The whole front end of the Los Angeles Convention Center is practically a glass house, and you know, that's a commendable design. Because every day is a frigid winter day out here in California, you'd expect more architects to utilize the sun's natural heating properties. Oh, sure – on the rare occasion when it's actually sunny, dry, and hot in the desert, having all those untinted windows would render even the most powerful air conditioner impotent. But who worries about beating the heat in LA, right?
The guys running E3 were evidently concerned, since they turned down the temperature by thousands of bodies. With a significantly smaller amount of attendees, they held an efficient show where more titles could be covered with fewer bruises and body odors. Individual booths catered to the non-masses on a largely invitation-only basis, which either made a journalist feel real special or put out. It's a good thing the main exposition floor was open to all comers, because it gave you a second chance to test out titles whose demonstrations you were quickly shuffled through. Sometimes.
Ironically, this E3 was better for the media than it was for their reader base. Lazing around in their chilly homes on those soft computer chairs, outsiders thought the show was a snore, but the aforementioned efficiency meant a great deal to busy attendees. Appointments were short and usually to the point, and conferences were too long and awful, unless we're talking about EA's show. That one, that was pretty good.
Dead Space was one of the titles good ol' Electronic Arts displayed, and it awed. No real point in talking about that Spore thing since everyone else already did, but it's worth mentioning how incredible its slide show presentation was. If you're ever pitching a game and people expect some ordinarily snore-worthy PowerPoint, spicing it up with authentically funny humor is the way to go. Mirror's Edge was interesting, but had to be played to be believed. It and Dead Space were unquestionably two of the coolest games at the uncomfortably warm LACC, though Rock Band 2 was on hand to make things even sweatier.

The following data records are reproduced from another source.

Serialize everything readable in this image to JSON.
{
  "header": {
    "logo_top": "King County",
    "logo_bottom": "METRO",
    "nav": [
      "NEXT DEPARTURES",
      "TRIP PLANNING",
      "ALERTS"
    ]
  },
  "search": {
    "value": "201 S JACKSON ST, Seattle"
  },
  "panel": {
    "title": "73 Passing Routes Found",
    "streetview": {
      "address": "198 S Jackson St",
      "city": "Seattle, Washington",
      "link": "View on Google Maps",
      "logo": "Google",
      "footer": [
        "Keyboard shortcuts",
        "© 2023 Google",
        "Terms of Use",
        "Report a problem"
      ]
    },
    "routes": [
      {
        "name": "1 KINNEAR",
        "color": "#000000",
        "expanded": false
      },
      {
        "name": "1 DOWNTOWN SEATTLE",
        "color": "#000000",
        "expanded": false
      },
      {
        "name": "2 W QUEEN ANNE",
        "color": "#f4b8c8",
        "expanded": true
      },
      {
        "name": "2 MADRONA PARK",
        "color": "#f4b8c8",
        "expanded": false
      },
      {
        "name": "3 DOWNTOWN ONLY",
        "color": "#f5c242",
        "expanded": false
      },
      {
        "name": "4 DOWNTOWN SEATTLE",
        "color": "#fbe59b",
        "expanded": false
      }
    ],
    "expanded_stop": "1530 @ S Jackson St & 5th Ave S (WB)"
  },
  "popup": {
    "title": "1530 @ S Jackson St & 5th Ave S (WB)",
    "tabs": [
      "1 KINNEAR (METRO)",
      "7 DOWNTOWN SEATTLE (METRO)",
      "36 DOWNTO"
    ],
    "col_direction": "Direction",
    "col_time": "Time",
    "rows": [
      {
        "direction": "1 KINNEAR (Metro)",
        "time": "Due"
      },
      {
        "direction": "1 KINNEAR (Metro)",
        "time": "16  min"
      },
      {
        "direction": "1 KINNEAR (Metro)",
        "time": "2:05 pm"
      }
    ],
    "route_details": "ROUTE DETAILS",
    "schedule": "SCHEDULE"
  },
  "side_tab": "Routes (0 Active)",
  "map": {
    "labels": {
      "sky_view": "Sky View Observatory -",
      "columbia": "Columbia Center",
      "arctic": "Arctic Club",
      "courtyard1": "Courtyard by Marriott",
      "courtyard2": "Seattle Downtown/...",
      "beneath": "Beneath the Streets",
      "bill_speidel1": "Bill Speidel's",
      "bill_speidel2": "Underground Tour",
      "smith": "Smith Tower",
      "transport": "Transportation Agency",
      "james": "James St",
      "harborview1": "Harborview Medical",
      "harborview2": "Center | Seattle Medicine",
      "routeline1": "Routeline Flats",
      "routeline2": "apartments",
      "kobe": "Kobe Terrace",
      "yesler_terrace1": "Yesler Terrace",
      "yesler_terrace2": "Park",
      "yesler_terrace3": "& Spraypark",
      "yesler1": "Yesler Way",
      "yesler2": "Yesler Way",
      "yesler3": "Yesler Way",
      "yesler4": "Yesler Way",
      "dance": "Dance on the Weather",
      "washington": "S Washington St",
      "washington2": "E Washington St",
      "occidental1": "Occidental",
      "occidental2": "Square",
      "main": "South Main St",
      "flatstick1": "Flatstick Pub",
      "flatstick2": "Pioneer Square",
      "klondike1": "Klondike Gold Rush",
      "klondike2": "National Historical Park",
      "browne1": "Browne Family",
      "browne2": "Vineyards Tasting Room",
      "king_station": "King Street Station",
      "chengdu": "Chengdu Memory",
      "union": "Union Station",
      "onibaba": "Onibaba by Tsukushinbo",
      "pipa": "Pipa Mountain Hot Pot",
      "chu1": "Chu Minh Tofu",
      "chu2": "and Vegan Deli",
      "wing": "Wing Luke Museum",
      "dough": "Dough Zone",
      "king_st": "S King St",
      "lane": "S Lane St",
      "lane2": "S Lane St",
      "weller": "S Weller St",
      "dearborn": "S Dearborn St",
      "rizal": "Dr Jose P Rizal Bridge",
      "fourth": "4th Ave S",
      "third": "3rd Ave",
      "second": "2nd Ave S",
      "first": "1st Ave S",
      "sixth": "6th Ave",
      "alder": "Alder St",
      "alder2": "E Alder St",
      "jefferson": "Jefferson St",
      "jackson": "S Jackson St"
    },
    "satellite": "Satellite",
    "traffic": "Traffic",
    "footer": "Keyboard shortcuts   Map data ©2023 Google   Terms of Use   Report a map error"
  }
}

It's too bad its competition, Rock Revolution, was "shown off" at Konami's infamous conference. Despite that embarrassing showing, Rock Revolution may be a sound entry in the music genre. The key word is "may," and I'll explore the possibility further in article form, featuring it, Guitar Hero: World Tour, and Rock Band 2. Until that time comes, I'll go back to anticipating Mirror's Edge, and enjoying my air conditioning.